▸ **Goal of the exercise**: Please reproduce all of the data below exactly, leaving each picture out.

▸ **Supplied data**:
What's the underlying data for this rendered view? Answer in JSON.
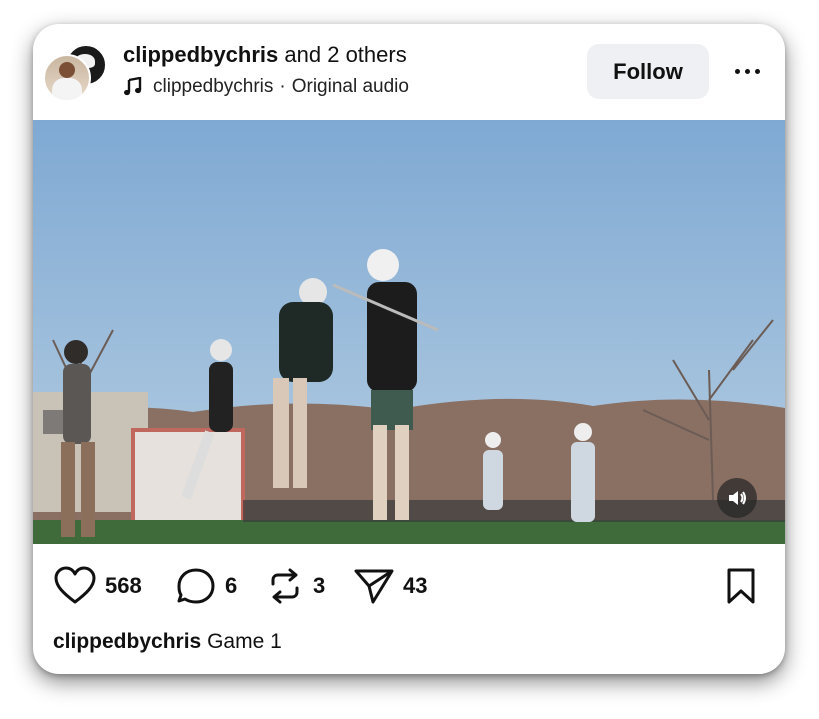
{
  "post": {
    "author": "clippedbychris",
    "coauthors_text": "and 2 others",
    "audio_user": "clippedbychris",
    "audio_separator": "·",
    "audio_title": "Original audio",
    "follow_label": "Follow",
    "icons": {
      "music": "music-note-icon",
      "more": "more-dots-icon",
      "sound": "speaker-icon",
      "like": "heart-icon",
      "comment": "comment-bubble-icon",
      "repost": "repost-arrows-icon",
      "share": "send-paper-plane-icon",
      "save": "bookmark-icon"
    }
  },
  "stats": {
    "likes": "568",
    "comments": "6",
    "reposts": "3",
    "shares": "43"
  },
  "caption": {
    "user": "clippedbychris",
    "text": "Game 1"
  },
  "colors": {
    "follow_bg": "#eef0f3",
    "text": "#111111",
    "sky": "#8fb4d4",
    "turf": "#3f6b3a"
  }
}
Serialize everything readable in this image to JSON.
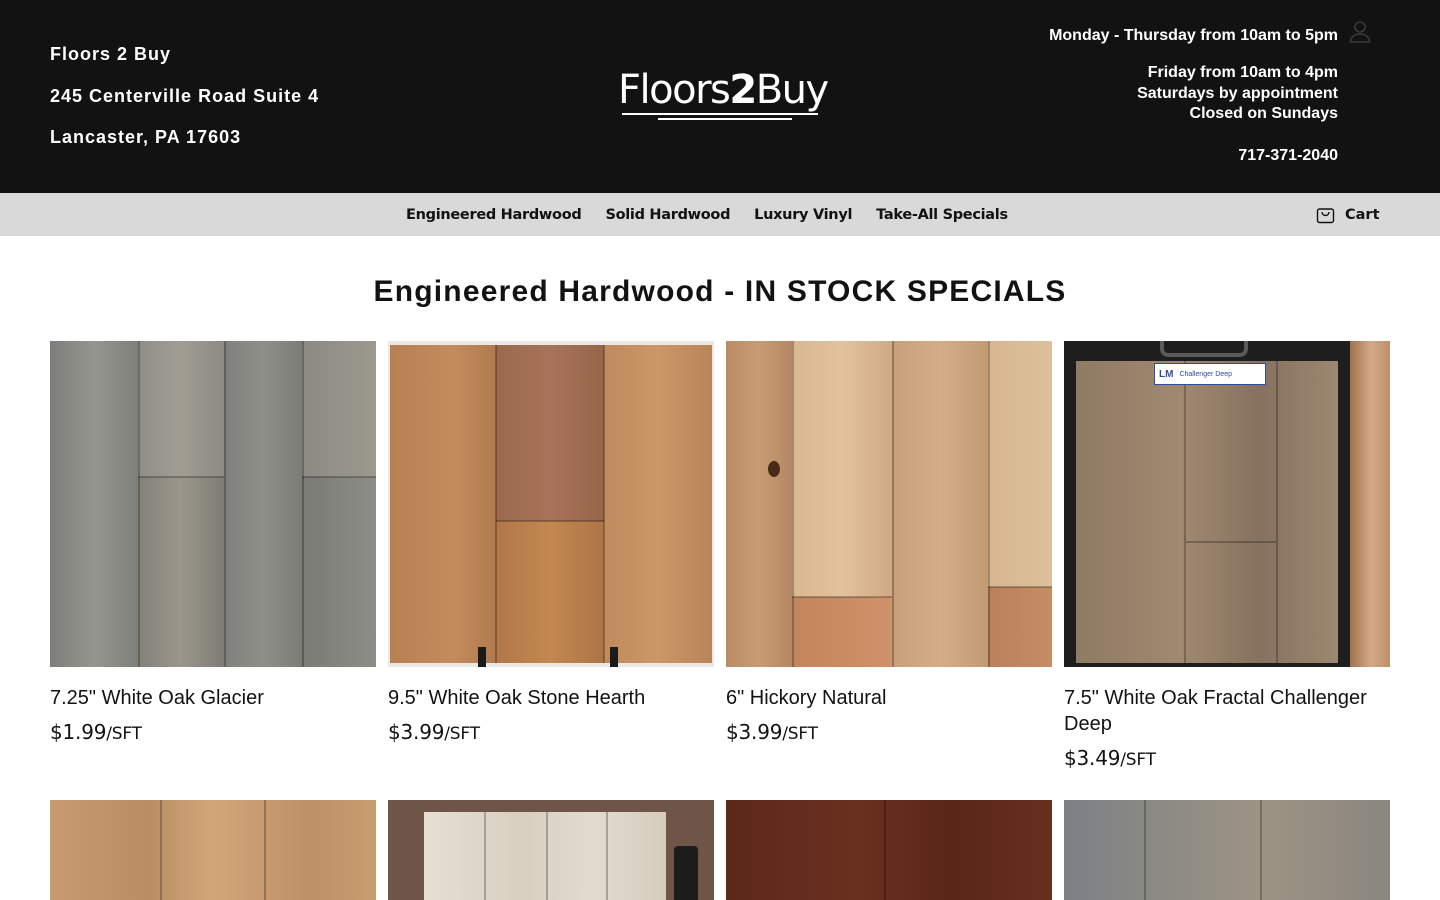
{
  "header": {
    "store_name": "Floors 2 Buy",
    "address_line1": "245 Centerville Road Suite 4",
    "address_line2": "Lancaster, PA 17603",
    "logo_text_a": "Floors",
    "logo_text_b": "2",
    "logo_text_c": "Buy",
    "hours_line1": "Monday - Thursday from 10am to 5pm",
    "hours_line2": "Friday from 10am to 4pm",
    "hours_line3": "Saturdays by appointment",
    "hours_line4": "Closed on Sundays",
    "phone": "717-371-2040",
    "account_icon": "user-icon"
  },
  "nav": {
    "items": [
      {
        "label": "Engineered Hardwood"
      },
      {
        "label": "Solid Hardwood"
      },
      {
        "label": "Luxury Vinyl"
      },
      {
        "label": "Take-All Specials"
      }
    ],
    "cart_label": "Cart",
    "cart_icon": "cart-icon"
  },
  "main": {
    "title": "Engineered Hardwood - IN STOCK SPECIALS",
    "products": [
      {
        "title": "7.25\" White Oak Glacier",
        "price": "$1.99",
        "unit": "/SFT"
      },
      {
        "title": "9.5\" White Oak Stone Hearth",
        "price": "$3.99",
        "unit": "/SFT"
      },
      {
        "title": "6\" Hickory Natural",
        "price": "$3.99",
        "unit": "/SFT"
      },
      {
        "title": "7.5\" White Oak Fractal Challenger Deep",
        "price": "$3.49",
        "unit": "/SFT"
      }
    ],
    "sample_sign_brand": "LM",
    "sample_sign_text": "Challenger Deep"
  }
}
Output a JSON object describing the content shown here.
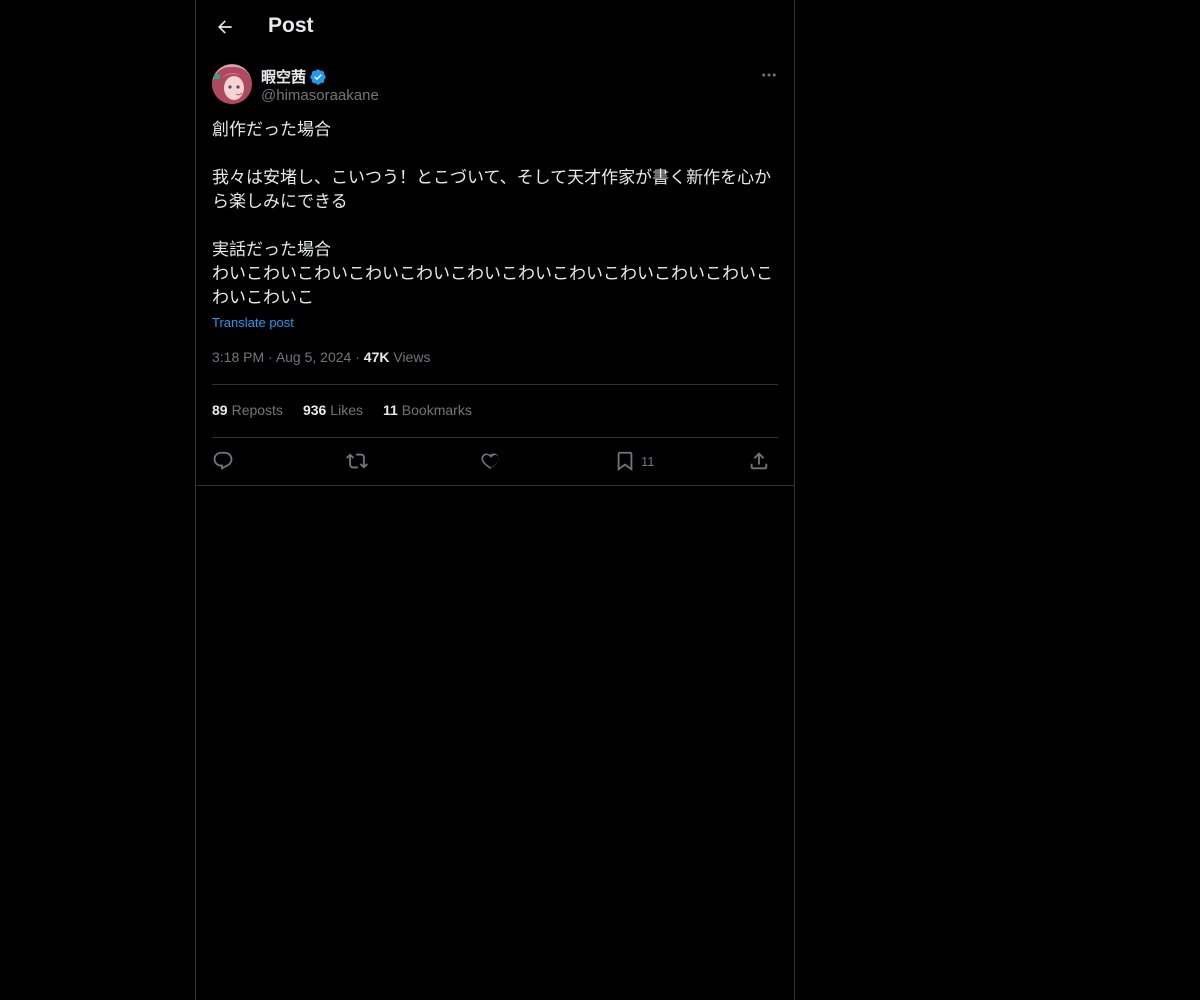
{
  "header": {
    "title": "Post"
  },
  "author": {
    "display_name": "暇空茜",
    "handle": "@himasoraakane",
    "verified": true
  },
  "post": {
    "lines": [
      "創作だった場合",
      "",
      "我々は安堵し、こいつう！とこづいて、そして天才作家が書く新作を心から楽しみにできる",
      "",
      "実話だった場合",
      "わいこわいこわいこわいこわいこわいこわいこわいこわいこわいこわいこわいこわいこ"
    ],
    "translate_label": "Translate post",
    "time": "3:18 PM",
    "date": "Aug 5, 2024",
    "views_count": "47K",
    "views_label": "Views"
  },
  "stats": {
    "reposts_count": "89",
    "reposts_label": "Reposts",
    "likes_count": "936",
    "likes_label": "Likes",
    "bookmarks_count": "11",
    "bookmarks_label": "Bookmarks"
  },
  "actions": {
    "bookmark_count": "11"
  },
  "colors": {
    "background": "#000000",
    "text": "#e7e9ea",
    "muted": "#71767b",
    "accent": "#1d9bf0",
    "border": "#2f3336"
  },
  "icons": [
    "back-arrow-icon",
    "verified-badge-icon",
    "more-icon",
    "reply-icon",
    "repost-icon",
    "like-icon",
    "bookmark-icon",
    "share-icon"
  ]
}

▸ **Answer for this exercise**:
What's the underlying data for this rendered view? Answer in JSON.
{
  "post": {
    "author": "clippedbychris",
    "coauthors_text": "and 2 others",
    "audio_user": "clippedbychris",
    "audio_separator": "·",
    "audio_title": "Original audio",
    "follow_label": "Follow",
    "icons": {
      "music": "music-note-icon",
      "more": "more-dots-icon",
      "sound": "speaker-icon",
      "like": "heart-icon",
      "comment": "comment-bubble-icon",
      "repost": "repost-arrows-icon",
      "share": "send-paper-plane-icon",
      "save": "bookmark-icon"
    }
  },
  "stats": {
    "likes": "568",
    "comments": "6",
    "reposts": "3",
    "shares": "43"
  },
  "caption": {
    "user": "clippedbychris",
    "text": "Game 1"
  },
  "colors": {
    "follow_bg": "#eef0f3",
    "text": "#111111",
    "sky": "#8fb4d4",
    "turf": "#3f6b3a"
  }
}
Serialize everything readable in this image to JSON.
{
  "header": {
    "store_name": "Floors 2 Buy",
    "address_line1": "245 Centerville Road Suite 4",
    "address_line2": "Lancaster, PA 17603",
    "logo_text_a": "Floors",
    "logo_text_b": "2",
    "logo_text_c": "Buy",
    "hours_line1": "Monday - Thursday from 10am to 5pm",
    "hours_line2": "Friday from 10am to 4pm",
    "hours_line3": "Saturdays by appointment",
    "hours_line4": "Closed on Sundays",
    "phone": "717-371-2040",
    "account_icon": "user-icon"
  },
  "nav": {
    "items": [
      {
        "label": "Engineered Hardwood"
      },
      {
        "label": "Solid Hardwood"
      },
      {
        "label": "Luxury Vinyl"
      },
      {
        "label": "Take-All Specials"
      }
    ],
    "cart_label": "Cart",
    "cart_icon": "cart-icon"
  },
  "main": {
    "title": "Engineered Hardwood - IN STOCK SPECIALS",
    "products": [
      {
        "title": "7.25\" White Oak Glacier",
        "price": "$1.99",
        "unit": "/SFT"
      },
      {
        "title": "9.5\" White Oak Stone Hearth",
        "price": "$3.99",
        "unit": "/SFT"
      },
      {
        "title": "6\" Hickory Natural",
        "price": "$3.99",
        "unit": "/SFT"
      },
      {
        "title": "7.5\" White Oak Fractal Challenger Deep",
        "price": "$3.49",
        "unit": "/SFT"
      }
    ],
    "sample_sign_brand": "LM",
    "sample_sign_text": "Challenger Deep"
  }
}
Output a JSON object describing the content shown here.
{
  "header": {
    "title": "Post"
  },
  "author": {
    "display_name": "暇空茜",
    "handle": "@himasoraakane",
    "verified": true
  },
  "post": {
    "lines": [
      "創作だった場合",
      "",
      "我々は安堵し、こいつう！とこづいて、そして天才作家が書く新作を心から楽しみにできる",
      "",
      "実話だった場合",
      "わいこわいこわいこわいこわいこわいこわいこわいこわいこわいこわいこわいこわいこ"
    ],
    "translate_label": "Translate post",
    "time": "3:18 PM",
    "date": "Aug 5, 2024",
    "views_count": "47K",
    "views_label": "Views"
  },
  "stats": {
    "reposts_count": "89",
    "reposts_label": "Reposts",
    "likes_count": "936",
    "likes_label": "Likes",
    "bookmarks_count": "11",
    "bookmarks_label": "Bookmarks"
  },
  "actions": {
    "bookmark_count": "11"
  },
  "colors": {
    "background": "#000000",
    "text": "#e7e9ea",
    "muted": "#71767b",
    "accent": "#1d9bf0",
    "border": "#2f3336"
  },
  "icons": [
    "back-arrow-icon",
    "verified-badge-icon",
    "more-icon",
    "reply-icon",
    "repost-icon",
    "like-icon",
    "bookmark-icon",
    "share-icon"
  ]
}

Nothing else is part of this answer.